Sometimes called epola or hard enamel, cloisonné is stamped out from a sheet of copper. The stamping leaves recessed areas, or pools, which are filled with enamel powder and high fired at 800 - 900 degrees. After cooling, the surface of the pin is ground down to a smooth finish and then the copper usually is plated. Nowadays the manufacturers use a cheaper technology called Imitation Cloisonne – I think the main difference is in the filling material and the lower firing temperature. The final vision is the same and only a specialist can catch the difference.
The process is like of cloisonné enamel, but the areas of color are filled with soft enamel (sometimes paint). Unlike cloisonné, the areas of color rest below the metal strip surface, which can be felt when you run your finger over the surface. I use the same term for photo etched pins. In the photo etch process, only the shape of the piece is stamped out. The design on the face of the pin, is chemically etched into the base metal, then color-filled by hand and baked or just painted.
When stamped out pins or photo etched pins are colored with soft enamel or painted and after that are covered with protective epoxy
Screen printing, (silk screening) is produced by applying each color to the metal base using a "silk screen" process. A very thin epoxy coat protects the color material from scratching.
Offset printing, allows for bleeds and blends of colors, as is used in magazines. The colors are printed in the traditional CMYK process. This style can be used for complex art and photo reproduction. An unlimited amount of colors can be used.
The printing process as above is applied on a paper or plastic label which is fitted into the pin area and then covered either by epoxy or other plastic material.

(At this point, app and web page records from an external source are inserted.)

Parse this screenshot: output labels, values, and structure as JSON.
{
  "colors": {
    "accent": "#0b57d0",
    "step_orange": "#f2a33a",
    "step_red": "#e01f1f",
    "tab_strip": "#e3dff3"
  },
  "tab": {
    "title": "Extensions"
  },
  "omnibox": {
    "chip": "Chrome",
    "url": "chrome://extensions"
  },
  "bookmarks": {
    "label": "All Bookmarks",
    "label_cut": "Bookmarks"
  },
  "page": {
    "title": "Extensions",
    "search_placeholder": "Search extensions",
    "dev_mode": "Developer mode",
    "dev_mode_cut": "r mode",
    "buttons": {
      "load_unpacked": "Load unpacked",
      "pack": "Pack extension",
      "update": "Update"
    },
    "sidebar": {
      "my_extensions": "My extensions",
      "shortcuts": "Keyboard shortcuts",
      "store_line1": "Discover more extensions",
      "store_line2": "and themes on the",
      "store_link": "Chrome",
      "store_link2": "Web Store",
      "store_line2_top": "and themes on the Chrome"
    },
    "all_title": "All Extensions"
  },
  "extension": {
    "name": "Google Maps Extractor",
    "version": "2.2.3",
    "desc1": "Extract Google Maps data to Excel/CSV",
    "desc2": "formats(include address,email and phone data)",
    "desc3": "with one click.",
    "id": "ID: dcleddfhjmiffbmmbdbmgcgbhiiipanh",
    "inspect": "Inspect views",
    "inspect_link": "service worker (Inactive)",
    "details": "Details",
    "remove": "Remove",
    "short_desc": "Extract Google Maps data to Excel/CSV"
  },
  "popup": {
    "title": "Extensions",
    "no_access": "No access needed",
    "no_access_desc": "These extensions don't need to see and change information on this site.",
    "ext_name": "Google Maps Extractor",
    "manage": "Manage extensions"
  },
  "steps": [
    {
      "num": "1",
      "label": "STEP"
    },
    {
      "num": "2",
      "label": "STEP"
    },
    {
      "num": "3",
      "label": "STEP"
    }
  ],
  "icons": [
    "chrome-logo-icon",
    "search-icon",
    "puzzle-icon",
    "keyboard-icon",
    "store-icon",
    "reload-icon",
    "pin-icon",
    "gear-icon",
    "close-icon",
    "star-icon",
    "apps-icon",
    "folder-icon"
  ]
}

A campaign button is used in an election as political advertising for (or against) a candidate or political party, or to proclaim the issues that are part of the political platform. Political buttons date as far back as President George Washington. Usually they have been attached to the buttons hence the name came. Nowadays they are widely used and have pins on the back and are celled pin-back buttons.
Closure – refers to the type of fastening the pin to the lapel.